It's very rare indeed to ever see a Cockalier display any aggressive tendencies. If you're new to training a dog, you're in luck: The Cockalier is renowned as being a mixed dog breed that's smart and eager to please, so there usually aren't any issues with socialization and training.
While the Cockalier can be fine living in an apartment situation, remember that this is an active dog who will need regular brisk walks and play sessions. This dog wants to be around people and become a key part of your family, whether that means embarking on long afternoon walks together or snuggling up on the couch to relax.
Cockaliers are generally considered to be healthy dogs, although the breed can be predisposed to some of the same conditions that the Cavalier King Charles Spaniel and Chihuahua face. As always, it's important to schedule regular wellness visits with your dog's vet.
Some of the more common health problems Cockaliers suffer from include:
- Hip Dysplasia
- Progressive Retinal Atrophy
As with all dogs, it's important to keep up your Cockalier's regular veterinary checkups to detect any health concerns early. Your vet can help you develop a care routine that will keep your dog healthy.
The Cockalier requires over an hour of exercise every day. Ideally, these sessions should be on the energetic side. This is a dog who loves to run and chase after things, and will happily add swimming sessions to their repertoire. The Cockalier is smart, too, so make sure to add interactive toys to play times.
Consult with your vet about how best to look after your Cockalier's teeth--they can help recommend appropriate brands of toothpaste and demonstrate correct brushing techniques. Pay attention to the dog's nails. Regular clipping will keep them in top condition. Also, make sure to check the breed's ears and eyes regularly, and look out for any signs of dirt build up or infection.
An ideal Cockalier diet should be formulated for a small dog with high energy.
Cockaliers need to stick to a heathy diet as overeating can cause weight gain and associated health problems, especially if adequate exercise isn't offered.
As with all dogs, the Cockalier's dietary needs will change from puppyhood to adulthood and will continue to change into their senior years. You should ask your veterinarian for recommendations about your Cockalier's diet, as there is far too much variation among individual dogs--including weight, energy, and health--to make a specific recommendation.
Coat Color And Grooming
The Cockalier's coat usually comes in a range of colors that include black, brown, red, and white. The coat is medium in length and usually described as being curly to the touch.
Due to the breed's gentle dispotition, grooming sessions are usually low key affairs. Brush the dog's coat a couple of times a week, paying attention to any areas that might look like they could turn into mats.
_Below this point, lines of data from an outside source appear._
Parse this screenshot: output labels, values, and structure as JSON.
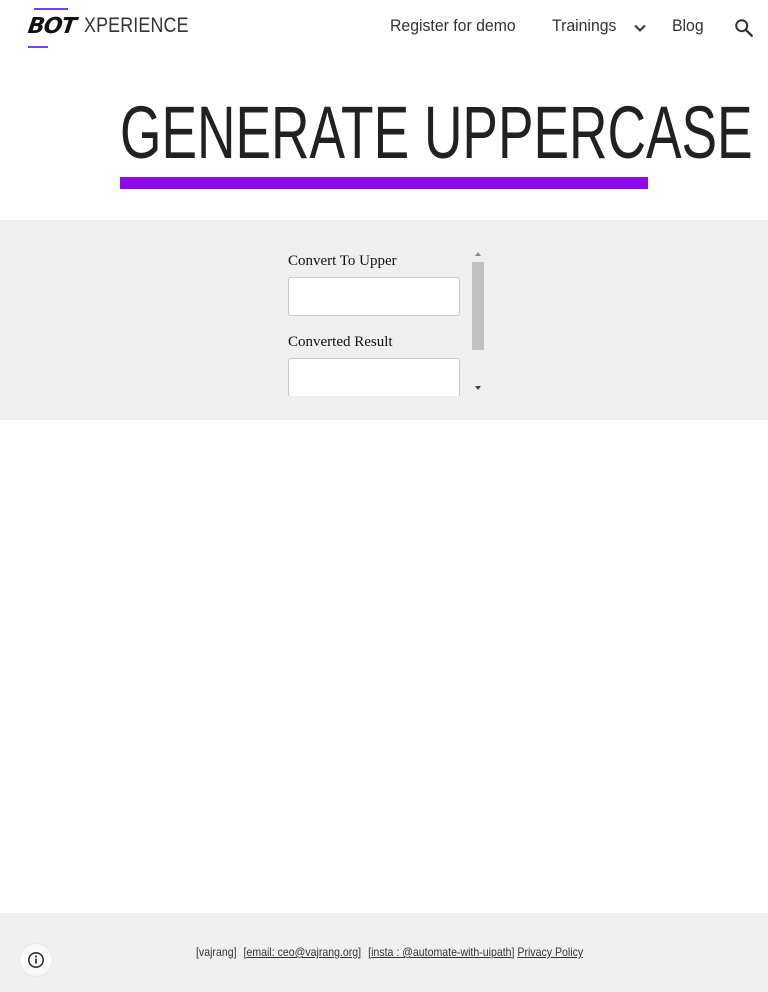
{
  "header": {
    "logo_text": "BOT",
    "site_title": "XPERIENCE",
    "nav": {
      "demo": "Register for demo",
      "trainings": "Trainings",
      "blog": "Blog"
    },
    "icons": [
      "chevron-down-icon",
      "search-icon"
    ]
  },
  "hero": {
    "title": "GENERATE UPPERCASE",
    "underline_color": "#8c0aeb"
  },
  "embed": {
    "input_label": "Convert To Upper",
    "input_value": "",
    "result_label": "Converted Result",
    "result_value": ""
  },
  "footer": {
    "name": "[vajrang]",
    "email": "[email: ceo@vajrang.org]",
    "insta_open": "[",
    "insta": "insta : @automate-with-uipath",
    "insta_close": "]",
    "privacy": "Privacy Policy",
    "info_icon": "info-icon"
  },
  "colors": {
    "accent": "#8c0aeb",
    "band_bg": "#efefef",
    "footer_bg": "#f0f0f0"
  }
}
The Cockalier does best in moderate weather. Just remember to pop a dog coat on your Cockalier when it's colder outside, and always make sure there's suitable shade and fresh water around during the hotter months of the year.
Children And Other Pets
Cockaliers and kids are an excellent match. The mixed breed is exceptionally affectionate and playful and will love taking part in impromptu play sessions with the kids. Just remember to make sure both parties are socialized correctly during the early days.
In general, Cockaliers are fine around other household pets. But be sure the boundaries between the dog and existing household pets are laid down early.
Ultimately, early socialization really pays off with this breed. Make sure to reward your Cockalier for good behavior and adhere to a proper training regime when you bring them home to your family.
It may be hard to find a breed-specific rescue for Cockaliers because they are a mixed breed. However, you may want to try Cocker Spaniel or Cavalier King Charles Spaniel breed-specific rescues, as they often care for mixes, as well. Here are some rescues you can try:
You can also try DogTime's adoption page that lets you search for adoptable dogs by breed and zip code!